With the combination of both optimistic and pessimistic assumptions on the energy consumption of the bitcoin network we have in fact created two wildly different scenarios on how the bitcoin future may unfold. What would this mean for the environmental impact of bitcoin by, say, January 2020? The table below summarizes the main assumptions and gives an indication of the expected power consumption of the bitcoin network.
The results show that in an optimistic scenario, the increase in electricity consumption of the bitcoin network compared to now is not shocking, from around 350 MW to around 417 MW, but still on the order of one small power station. If things play out a little less favorably, however, the bitcoin network may draw over 14 Gigawatts of electricity by 2020, equivalent to the total power generation capacity of a small country, like Denmark for example.
This is by no means a comprehensive analysis and these numbers should be taken with a pinch of salt, but the conclusion is an important one: If the network of bitcoin miners keeps expanding the way it has done, the increased efficiency of mining devices is most likely offset, leaving us anywhere between a slight growth or an explosion of the total energy consumption.
Even in the optimistic scenario, just mining one bitcoin in 2020 would require a shocking 5,500 kWh, or about half the annual electricity consumption of an American household.

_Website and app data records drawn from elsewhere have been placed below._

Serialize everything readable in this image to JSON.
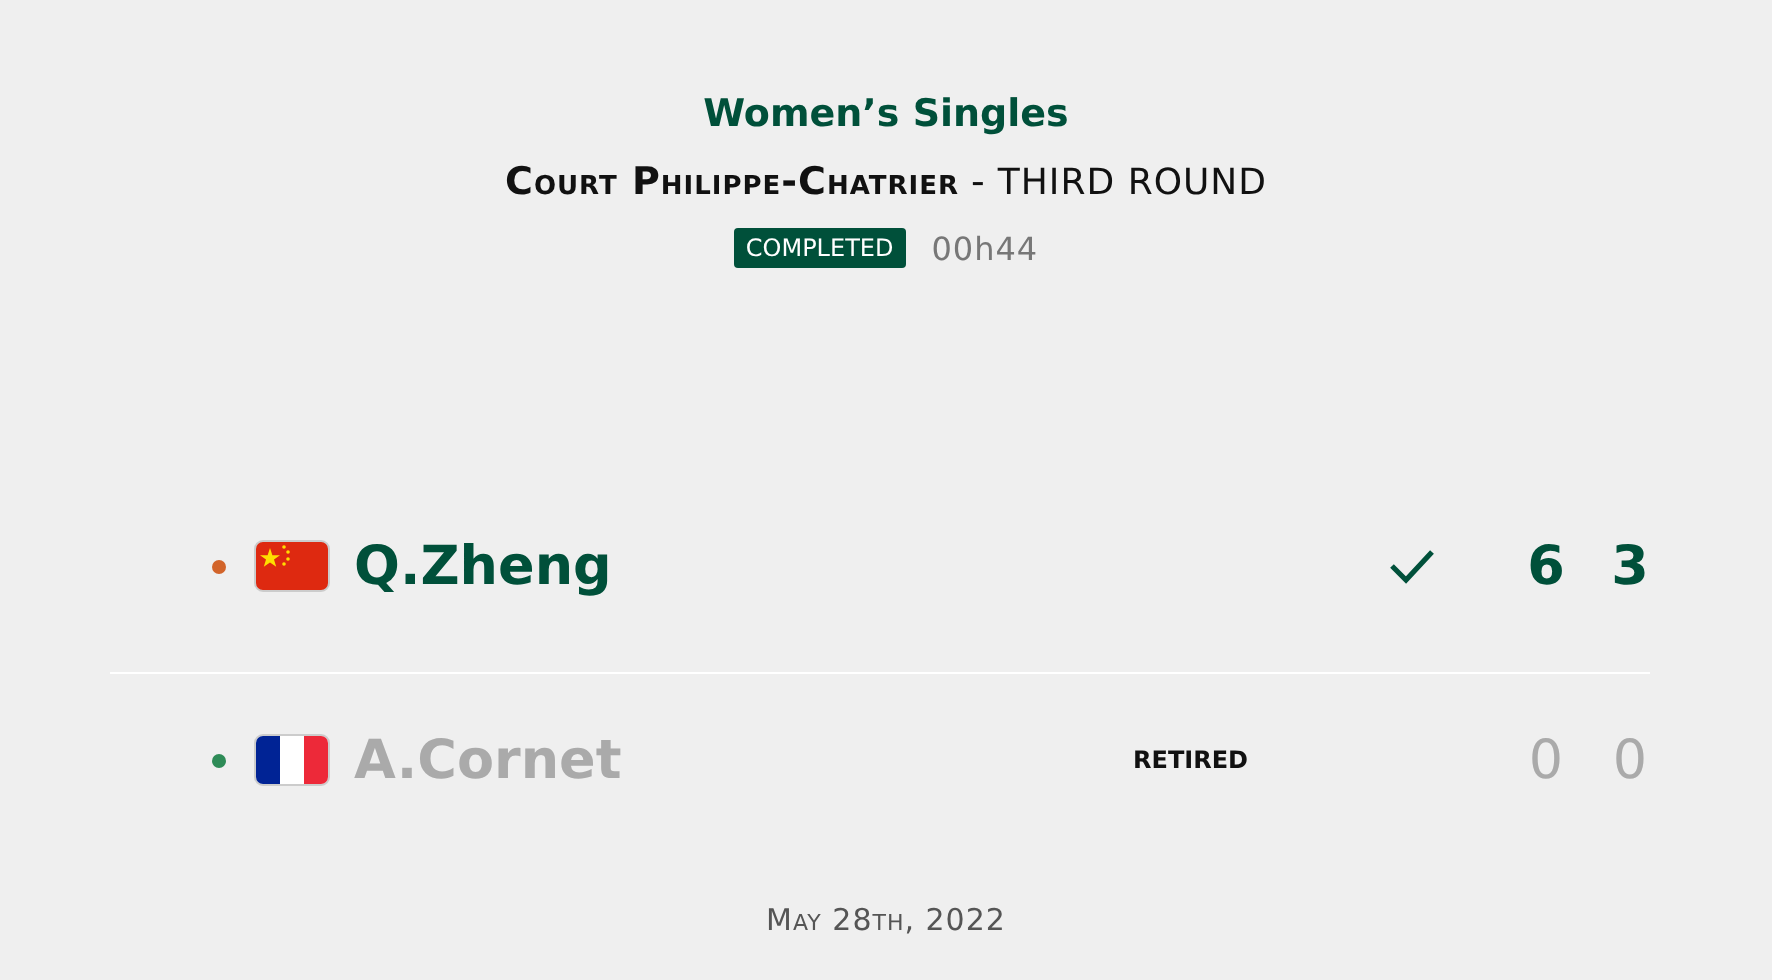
{
  "event": "Women’s Singles",
  "court": "Court Philippe-Chatrier",
  "separator": "-",
  "round": "THIRD ROUND",
  "status": "COMPLETED",
  "duration": "00h44",
  "players": [
    {
      "name": "Q.Zheng",
      "flag": {
        "kind": "cn"
      },
      "color": "#d2642a",
      "winner": true,
      "scores": [
        "6",
        "3"
      ]
    },
    {
      "name": "A.Cornet",
      "flag": {
        "kind": "fr"
      },
      "color": "#2e8b57",
      "winner": false,
      "note": "RETIRED",
      "scores": [
        "0",
        "0"
      ]
    }
  ],
  "date": "May 28th, 2022"
}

And even if we assume that by that time only half of that electricity is generated by fossil fuels, still over 4,000 kg of carbon dioxide would be emitted per bitcoin mined. It makes you wonder whether bitcoin could still be called a virtual currency, when the physical effects could become so tangible.
Personally, I haven’t given up on the idea of distributed network transactions, but a radical rethinking of how these may be secured would be beneficial, be it at least for the environment. Perhaps a system where all miners are rewarded for their pledged surplus in CPU processing power, but the actual hashing is performed only by a few thousand randomly selected and continuously changing CPUs, would be a solution. We could throw the remnants of our destructive arms race for hashing power out the window, perhaps find a way to make a few old miners useful in functional calculations, and use the rest of them to build a rusty totem in honor of Satoshi.

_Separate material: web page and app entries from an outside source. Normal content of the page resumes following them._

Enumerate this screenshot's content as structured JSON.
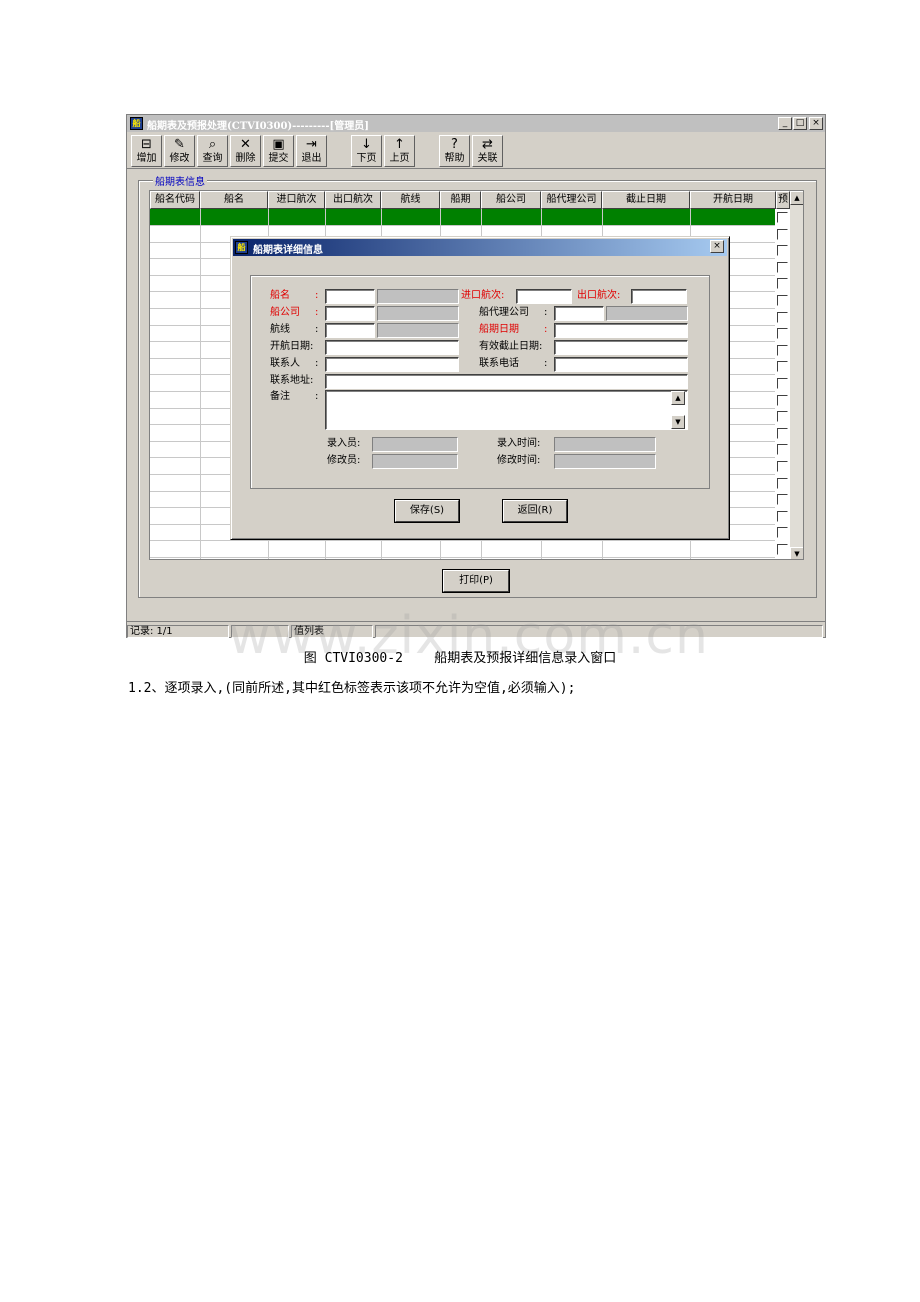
{
  "window": {
    "title": "船期表及预报处理(CTVI0300)---------[管理员]",
    "icon_text": "船",
    "controls": [
      "_",
      "□",
      "×"
    ]
  },
  "toolbar": [
    {
      "label": "增加",
      "icon": "add-icon",
      "glyph": "⊟"
    },
    {
      "label": "修改",
      "icon": "pencil-icon",
      "glyph": "✎"
    },
    {
      "label": "查询",
      "icon": "binoculars-icon",
      "glyph": "⌕"
    },
    {
      "label": "删除",
      "icon": "delete-x-icon",
      "glyph": "✕"
    },
    {
      "label": "提交",
      "icon": "floppy-disk-icon",
      "glyph": "▣"
    },
    {
      "label": "退出",
      "icon": "exit-door-icon",
      "glyph": "⇥"
    },
    {
      "label": "下页",
      "icon": "arrow-down-icon",
      "glyph": "↓"
    },
    {
      "label": "上页",
      "icon": "arrow-up-icon",
      "glyph": "↑"
    },
    {
      "label": "帮助",
      "icon": "help-icon",
      "glyph": "?"
    },
    {
      "label": "关联",
      "icon": "link-icon",
      "glyph": "⇄"
    }
  ],
  "group_label": "船期表信息",
  "grid": {
    "columns": [
      "船名代码",
      "船名",
      "进口航次",
      "出口航次",
      "航线",
      "船期",
      "船公司",
      "船代理公司",
      "截止日期",
      "开航日期",
      "预"
    ]
  },
  "print_label": "打印(P)",
  "status": {
    "records": "记录: 1/1",
    "blank": "",
    "table": "值列表",
    "extra": ""
  },
  "dialog": {
    "title": "船期表详细信息",
    "close": "×",
    "fields": {
      "ship_name": "船名",
      "import_voyage": "进口航次:",
      "export_voyage": "出口航次:",
      "ship_company": "船公司",
      "agent_company": "船代理公司",
      "route": "航线",
      "ship_date": "船期日期",
      "sailing_date": "开航日期:",
      "valid_deadline": "有效截止日期:",
      "contact": "联系人",
      "phone": "联系电话",
      "address": "联系地址:",
      "remark": "备注",
      "entered_by": "录入员:",
      "entered_time": "录入时间:",
      "modified_by": "修改员:",
      "modified_time": "修改时间:"
    },
    "colon": ":",
    "save_label": "保存(S)",
    "back_label": "返回(R)"
  },
  "caption": "图 CTVI0300-2    船期表及预报详细信息录入窗口",
  "paragraph": "1.2、逐项录入,(同前所述,其中红色标签表示该项不允许为空值,必须输入);",
  "watermark": "www.zixin.com.cn"
}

*The starting point for my calculation is the total hashrate of the bitcoin network over time as reported by blockchain.info. This is the total of all pools and nodes—over 800 petahashes per second at the moment. Besides collecting info on the release date of miners, I also noted their weights in kilograms where available. So based on the average of 32 miners, released after March 2014 (so not even including the old cluncky ones) I derived an average weight of 15 grams per GHash/second. Which would mean that to provide those 800 petahashes per second you require 12,000 tonnes of hardware, well over the weight of the Eiffel tower at 10,000 tonnes.

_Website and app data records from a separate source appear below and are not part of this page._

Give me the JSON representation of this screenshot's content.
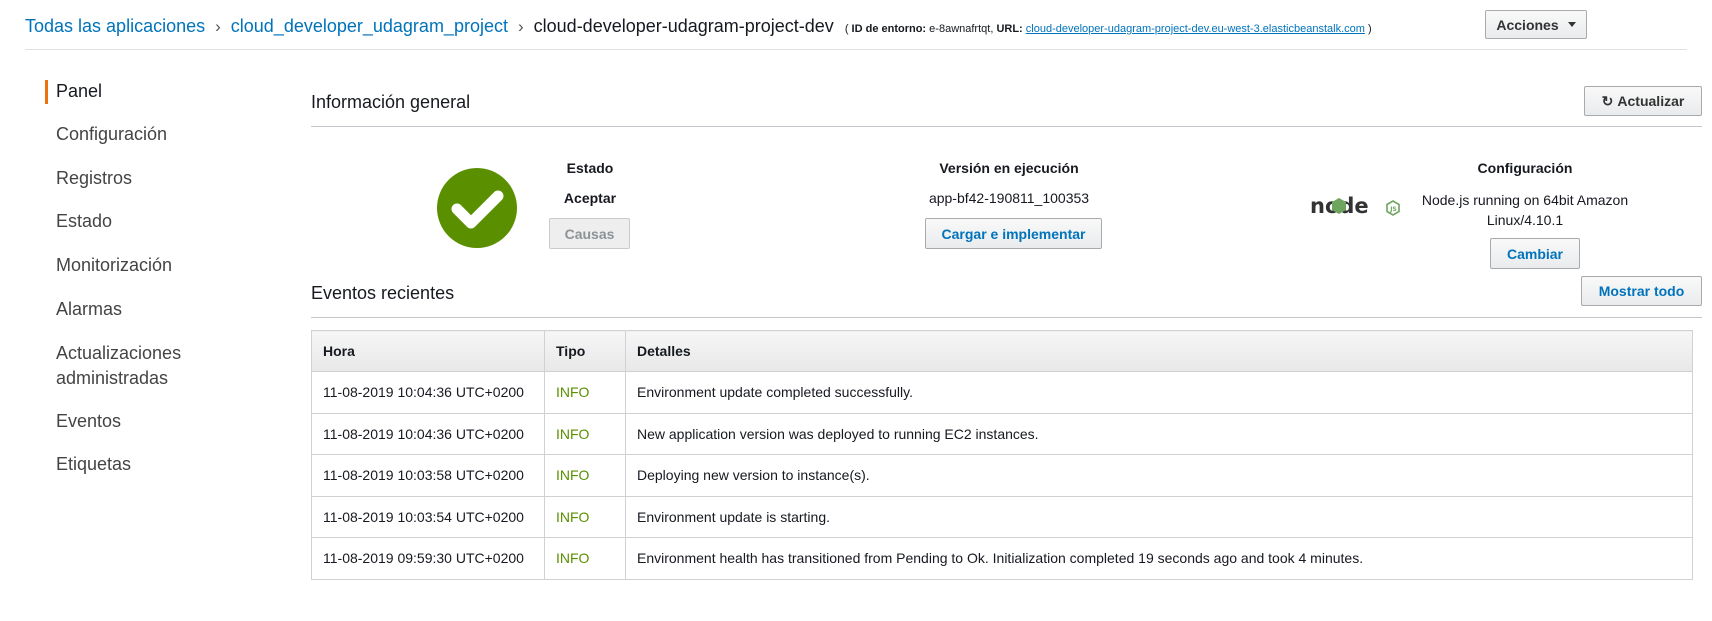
{
  "breadcrumb": {
    "root": "Todas las aplicaciones",
    "app": "cloud_developer_udagram_project",
    "env": "cloud-developer-udagram-project-dev",
    "env_id_label": "ID de entorno:",
    "env_id": "e-8awnafrtqt,",
    "url_label": "URL:",
    "url": "cloud-developer-udagram-project-dev.eu-west-3.elasticbeanstalk.com",
    "open_paren": "(",
    "close_paren": ")",
    "separator": "›"
  },
  "actions_button": "Acciones",
  "sidebar": {
    "items": [
      {
        "label": "Panel",
        "active": true
      },
      {
        "label": "Configuración"
      },
      {
        "label": "Registros"
      },
      {
        "label": "Estado"
      },
      {
        "label": "Monitorización"
      },
      {
        "label": "Alarmas"
      },
      {
        "label": "Actualizaciones administradas"
      },
      {
        "label": "Eventos"
      },
      {
        "label": "Etiquetas"
      }
    ]
  },
  "overview": {
    "title": "Información general",
    "refresh_button": "Actualizar",
    "health": {
      "label": "Estado",
      "value": "Aceptar",
      "causes_button": "Causas",
      "icon": "check-circle-icon",
      "color": "#5a8f00"
    },
    "version": {
      "label": "Versión en ejecución",
      "value": "app-bf42-190811_100353",
      "button": "Cargar e implementar"
    },
    "config": {
      "label": "Configuración",
      "value": "Node.js running on 64bit Amazon Linux/4.10.1",
      "button": "Cambiar",
      "logo": "node",
      "logo_badge": "JS"
    }
  },
  "events": {
    "title": "Eventos recientes",
    "show_all_button": "Mostrar todo",
    "columns": [
      "Hora",
      "Tipo",
      "Detalles"
    ],
    "rows": [
      {
        "time": "11-08-2019 10:04:36 UTC+0200",
        "type": "INFO",
        "details": "Environment update completed successfully."
      },
      {
        "time": "11-08-2019 10:04:36 UTC+0200",
        "type": "INFO",
        "details": "New application version was deployed to running EC2 instances."
      },
      {
        "time": "11-08-2019 10:03:58 UTC+0200",
        "type": "INFO",
        "details": "Deploying new version to instance(s)."
      },
      {
        "time": "11-08-2019 10:03:54 UTC+0200",
        "type": "INFO",
        "details": "Environment update is starting."
      },
      {
        "time": "11-08-2019 09:59:30 UTC+0200",
        "type": "INFO",
        "details": "Environment health has transitioned from Pending to Ok. Initialization completed 19 seconds ago and took 4 minutes."
      }
    ]
  },
  "colors": {
    "accent": "#ec7211",
    "link": "#0073bb",
    "info": "#5a8f00"
  }
}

Disclaimer: Despite the criticism in the text, the author thinks that the idea of the decentralized network behind the bitcoin digital currency is a very powerful and promising one. He owns about one single bitcoin, two micro-scale bitcoin mining devices and a small cloud-mining contract, thus has a small vested interest in bitcoin. He also emphasizes that scenarios like the ones presented here are by no means predictions of the future, but simply meant as “challenging, and relevant stories about how the future might unfold” (UNEP). No rights can be drawn from any statement made and interpretation of the text should be made at the reader’s own responsibility. To improve the transparency of the underlying calculations and to enable anyone to understand these numbers better, the calculations are made available in this spreadsheet.